(WORK TO COMPLETE) Copy every entry exactly.

(DATASET EXCERPTS)

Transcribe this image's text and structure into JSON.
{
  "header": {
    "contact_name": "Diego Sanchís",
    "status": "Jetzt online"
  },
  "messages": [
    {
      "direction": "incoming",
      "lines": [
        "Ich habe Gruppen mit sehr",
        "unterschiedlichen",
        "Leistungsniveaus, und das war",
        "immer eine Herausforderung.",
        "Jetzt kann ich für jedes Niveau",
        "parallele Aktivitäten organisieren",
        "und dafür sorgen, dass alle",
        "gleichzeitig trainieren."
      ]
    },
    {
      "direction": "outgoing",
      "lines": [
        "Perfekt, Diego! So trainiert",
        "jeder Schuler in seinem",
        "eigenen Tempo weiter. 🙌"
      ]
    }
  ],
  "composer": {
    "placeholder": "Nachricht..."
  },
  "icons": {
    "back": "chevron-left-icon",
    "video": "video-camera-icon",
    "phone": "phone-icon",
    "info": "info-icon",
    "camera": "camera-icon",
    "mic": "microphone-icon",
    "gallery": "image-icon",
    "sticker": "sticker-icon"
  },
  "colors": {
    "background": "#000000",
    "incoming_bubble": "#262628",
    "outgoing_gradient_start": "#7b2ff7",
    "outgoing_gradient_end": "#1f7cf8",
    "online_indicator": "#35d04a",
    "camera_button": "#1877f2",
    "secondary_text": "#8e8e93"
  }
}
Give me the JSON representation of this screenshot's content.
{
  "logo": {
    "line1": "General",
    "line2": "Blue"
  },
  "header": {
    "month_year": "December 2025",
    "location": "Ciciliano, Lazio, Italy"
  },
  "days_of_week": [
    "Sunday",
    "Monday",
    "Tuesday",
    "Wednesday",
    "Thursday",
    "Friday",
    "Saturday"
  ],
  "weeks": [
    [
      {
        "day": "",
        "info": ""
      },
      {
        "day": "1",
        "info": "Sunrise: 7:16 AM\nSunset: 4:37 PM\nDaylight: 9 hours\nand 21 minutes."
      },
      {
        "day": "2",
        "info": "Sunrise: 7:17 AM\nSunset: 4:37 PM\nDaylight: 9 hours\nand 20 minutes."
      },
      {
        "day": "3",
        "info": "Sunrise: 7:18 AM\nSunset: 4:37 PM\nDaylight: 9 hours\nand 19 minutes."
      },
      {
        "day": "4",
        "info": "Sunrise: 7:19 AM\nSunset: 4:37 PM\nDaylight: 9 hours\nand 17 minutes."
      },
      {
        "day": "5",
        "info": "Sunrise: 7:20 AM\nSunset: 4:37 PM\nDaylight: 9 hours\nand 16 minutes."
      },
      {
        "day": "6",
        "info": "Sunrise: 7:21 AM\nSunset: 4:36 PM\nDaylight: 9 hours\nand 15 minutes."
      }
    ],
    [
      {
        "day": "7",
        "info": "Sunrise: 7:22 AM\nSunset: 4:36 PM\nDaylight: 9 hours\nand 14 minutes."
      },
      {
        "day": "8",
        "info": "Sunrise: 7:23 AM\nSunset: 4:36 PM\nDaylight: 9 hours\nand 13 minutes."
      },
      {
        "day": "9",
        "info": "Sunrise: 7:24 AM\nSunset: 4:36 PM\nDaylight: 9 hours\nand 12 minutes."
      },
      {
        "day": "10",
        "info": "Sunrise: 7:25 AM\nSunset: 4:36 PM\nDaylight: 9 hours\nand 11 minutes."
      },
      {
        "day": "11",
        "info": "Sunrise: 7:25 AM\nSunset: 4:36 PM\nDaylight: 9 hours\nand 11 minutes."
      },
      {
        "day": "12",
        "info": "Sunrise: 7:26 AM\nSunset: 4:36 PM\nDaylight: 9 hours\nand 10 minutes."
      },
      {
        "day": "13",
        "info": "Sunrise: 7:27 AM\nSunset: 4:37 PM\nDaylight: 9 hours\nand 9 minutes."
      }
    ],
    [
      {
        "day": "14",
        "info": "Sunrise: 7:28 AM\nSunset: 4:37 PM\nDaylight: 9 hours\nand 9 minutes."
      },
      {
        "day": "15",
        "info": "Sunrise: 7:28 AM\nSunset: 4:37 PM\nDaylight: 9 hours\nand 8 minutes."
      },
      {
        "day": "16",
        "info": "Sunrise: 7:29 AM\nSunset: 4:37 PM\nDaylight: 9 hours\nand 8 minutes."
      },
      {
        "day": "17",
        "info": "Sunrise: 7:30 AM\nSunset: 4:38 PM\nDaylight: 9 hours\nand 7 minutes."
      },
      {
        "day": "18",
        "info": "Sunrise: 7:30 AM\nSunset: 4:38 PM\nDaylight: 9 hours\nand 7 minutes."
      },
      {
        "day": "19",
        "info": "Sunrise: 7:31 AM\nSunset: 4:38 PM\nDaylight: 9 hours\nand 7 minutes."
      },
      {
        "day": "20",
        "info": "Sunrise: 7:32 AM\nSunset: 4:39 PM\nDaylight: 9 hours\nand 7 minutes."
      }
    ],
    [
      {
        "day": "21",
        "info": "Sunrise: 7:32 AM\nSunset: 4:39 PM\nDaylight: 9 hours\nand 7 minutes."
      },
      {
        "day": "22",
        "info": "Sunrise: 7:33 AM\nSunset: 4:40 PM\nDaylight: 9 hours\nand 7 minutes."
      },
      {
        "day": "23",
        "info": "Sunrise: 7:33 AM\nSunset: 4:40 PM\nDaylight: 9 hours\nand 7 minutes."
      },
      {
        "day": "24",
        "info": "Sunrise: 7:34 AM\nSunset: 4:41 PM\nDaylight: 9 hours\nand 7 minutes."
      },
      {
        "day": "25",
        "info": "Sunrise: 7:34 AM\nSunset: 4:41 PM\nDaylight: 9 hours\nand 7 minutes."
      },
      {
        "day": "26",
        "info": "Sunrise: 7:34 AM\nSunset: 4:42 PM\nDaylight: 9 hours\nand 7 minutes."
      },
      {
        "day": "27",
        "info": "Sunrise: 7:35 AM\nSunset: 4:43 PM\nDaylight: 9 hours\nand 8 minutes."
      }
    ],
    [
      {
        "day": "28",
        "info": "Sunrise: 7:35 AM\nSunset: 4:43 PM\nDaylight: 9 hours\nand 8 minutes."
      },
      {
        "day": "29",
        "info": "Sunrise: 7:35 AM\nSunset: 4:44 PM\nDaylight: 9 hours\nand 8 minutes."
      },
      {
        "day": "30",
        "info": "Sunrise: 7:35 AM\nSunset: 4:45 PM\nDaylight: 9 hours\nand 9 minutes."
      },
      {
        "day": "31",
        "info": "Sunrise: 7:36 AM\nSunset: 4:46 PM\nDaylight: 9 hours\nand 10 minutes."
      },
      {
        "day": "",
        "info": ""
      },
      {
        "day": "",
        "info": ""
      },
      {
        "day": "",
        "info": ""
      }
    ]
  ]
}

(RESULT OF THE EXERCISE)
Transcribe this image's text and structure into JSON.
{
  "header": {
    "contact_name": "Diego Sanchís",
    "status": "Jetzt online"
  },
  "messages": [
    {
      "direction": "incoming",
      "lines": [
        "Ich habe Gruppen mit sehr",
        "unterschiedlichen",
        "Leistungsniveaus, und das war",
        "immer eine Herausforderung.",
        "Jetzt kann ich für jedes Niveau",
        "parallele Aktivitäten organisieren",
        "und dafür sorgen, dass alle",
        "gleichzeitig trainieren."
      ]
    },
    {
      "direction": "outgoing",
      "lines": [
        "Perfekt, Diego! So trainiert",
        "jeder Schuler in seinem",
        "eigenen Tempo weiter. 🙌"
      ]
    }
  ],
  "composer": {
    "placeholder": "Nachricht..."
  },
  "icons": {
    "back": "chevron-left-icon",
    "video": "video-camera-icon",
    "phone": "phone-icon",
    "info": "info-icon",
    "camera": "camera-icon",
    "mic": "microphone-icon",
    "gallery": "image-icon",
    "sticker": "sticker-icon"
  },
  "colors": {
    "background": "#000000",
    "incoming_bubble": "#262628",
    "outgoing_gradient_start": "#7b2ff7",
    "outgoing_gradient_end": "#1f7cf8",
    "online_indicator": "#35d04a",
    "camera_button": "#1877f2",
    "secondary_text": "#8e8e93"
  }
}
Give me the JSON representation of this screenshot's content.
{
  "logo": {
    "line1": "General",
    "line2": "Blue"
  },
  "header": {
    "month_year": "December 2025",
    "location": "Ciciliano, Lazio, Italy"
  },
  "days_of_week": [
    "Sunday",
    "Monday",
    "Tuesday",
    "Wednesday",
    "Thursday",
    "Friday",
    "Saturday"
  ],
  "weeks": [
    [
      {
        "day": "",
        "info": ""
      },
      {
        "day": "1",
        "info": "Sunrise: 7:16 AM\nSunset: 4:37 PM\nDaylight: 9 hours\nand 21 minutes."
      },
      {
        "day": "2",
        "info": "Sunrise: 7:17 AM\nSunset: 4:37 PM\nDaylight: 9 hours\nand 20 minutes."
      },
      {
        "day": "3",
        "info": "Sunrise: 7:18 AM\nSunset: 4:37 PM\nDaylight: 9 hours\nand 19 minutes."
      },
      {
        "day": "4",
        "info": "Sunrise: 7:19 AM\nSunset: 4:37 PM\nDaylight: 9 hours\nand 17 minutes."
      },
      {
        "day": "5",
        "info": "Sunrise: 7:20 AM\nSunset: 4:37 PM\nDaylight: 9 hours\nand 16 minutes."
      },
      {
        "day": "6",
        "info": "Sunrise: 7:21 AM\nSunset: 4:36 PM\nDaylight: 9 hours\nand 15 minutes."
      }
    ],
    [
      {
        "day": "7",
        "info": "Sunrise: 7:22 AM\nSunset: 4:36 PM\nDaylight: 9 hours\nand 14 minutes."
      },
      {
        "day": "8",
        "info": "Sunrise: 7:23 AM\nSunset: 4:36 PM\nDaylight: 9 hours\nand 13 minutes."
      },
      {
        "day": "9",
        "info": "Sunrise: 7:24 AM\nSunset: 4:36 PM\nDaylight: 9 hours\nand 12 minutes."
      },
      {
        "day": "10",
        "info": "Sunrise: 7:25 AM\nSunset: 4:36 PM\nDaylight: 9 hours\nand 11 minutes."
      },
      {
        "day": "11",
        "info": "Sunrise: 7:25 AM\nSunset: 4:36 PM\nDaylight: 9 hours\nand 11 minutes."
      },
      {
        "day": "12",
        "info": "Sunrise: 7:26 AM\nSunset: 4:36 PM\nDaylight: 9 hours\nand 10 minutes."
      },
      {
        "day": "13",
        "info": "Sunrise: 7:27 AM\nSunset: 4:37 PM\nDaylight: 9 hours\nand 9 minutes."
      }
    ],
    [
      {
        "day": "14",
        "info": "Sunrise: 7:28 AM\nSunset: 4:37 PM\nDaylight: 9 hours\nand 9 minutes."
      },
      {
        "day": "15",
        "info": "Sunrise: 7:28 AM\nSunset: 4:37 PM\nDaylight: 9 hours\nand 8 minutes."
      },
      {
        "day": "16",
        "info": "Sunrise: 7:29 AM\nSunset: 4:37 PM\nDaylight: 9 hours\nand 8 minutes."
      },
      {
        "day": "17",
        "info": "Sunrise: 7:30 AM\nSunset: 4:38 PM\nDaylight: 9 hours\nand 7 minutes."
      },
      {
        "day": "18",
        "info": "Sunrise: 7:30 AM\nSunset: 4:38 PM\nDaylight: 9 hours\nand 7 minutes."
      },
      {
        "day": "19",
        "info": "Sunrise: 7:31 AM\nSunset: 4:38 PM\nDaylight: 9 hours\nand 7 minutes."
      },
      {
        "day": "20",
        "info": "Sunrise: 7:32 AM\nSunset: 4:39 PM\nDaylight: 9 hours\nand 7 minutes."
      }
    ],
    [
      {
        "day": "21",
        "info": "Sunrise: 7:32 AM\nSunset: 4:39 PM\nDaylight: 9 hours\nand 7 minutes."
      },
      {
        "day": "22",
        "info": "Sunrise: 7:33 AM\nSunset: 4:40 PM\nDaylight: 9 hours\nand 7 minutes."
      },
      {
        "day": "23",
        "info": "Sunrise: 7:33 AM\nSunset: 4:40 PM\nDaylight: 9 hours\nand 7 minutes."
      },
      {
        "day": "24",
        "info": "Sunrise: 7:34 AM\nSunset: 4:41 PM\nDaylight: 9 hours\nand 7 minutes."
      },
      {
        "day": "25",
        "info": "Sunrise: 7:34 AM\nSunset: 4:41 PM\nDaylight: 9 hours\nand 7 minutes."
      },
      {
        "day": "26",
        "info": "Sunrise: 7:34 AM\nSunset: 4:42 PM\nDaylight: 9 hours\nand 7 minutes."
      },
      {
        "day": "27",
        "info": "Sunrise: 7:35 AM\nSunset: 4:43 PM\nDaylight: 9 hours\nand 8 minutes."
      }
    ],
    [
      {
        "day": "28",
        "info": "Sunrise: 7:35 AM\nSunset: 4:43 PM\nDaylight: 9 hours\nand 8 minutes."
      },
      {
        "day": "29",
        "info": "Sunrise: 7:35 AM\nSunset: 4:44 PM\nDaylight: 9 hours\nand 8 minutes."
      },
      {
        "day": "30",
        "info": "Sunrise: 7:35 AM\nSunset: 4:45 PM\nDaylight: 9 hours\nand 9 minutes."
      },
      {
        "day": "31",
        "info": "Sunrise: 7:36 AM\nSunset: 4:46 PM\nDaylight: 9 hours\nand 10 minutes."
      },
      {
        "day": "",
        "info": ""
      },
      {
        "day": "",
        "info": ""
      },
      {
        "day": "",
        "info": ""
      }
    ]
  ]
}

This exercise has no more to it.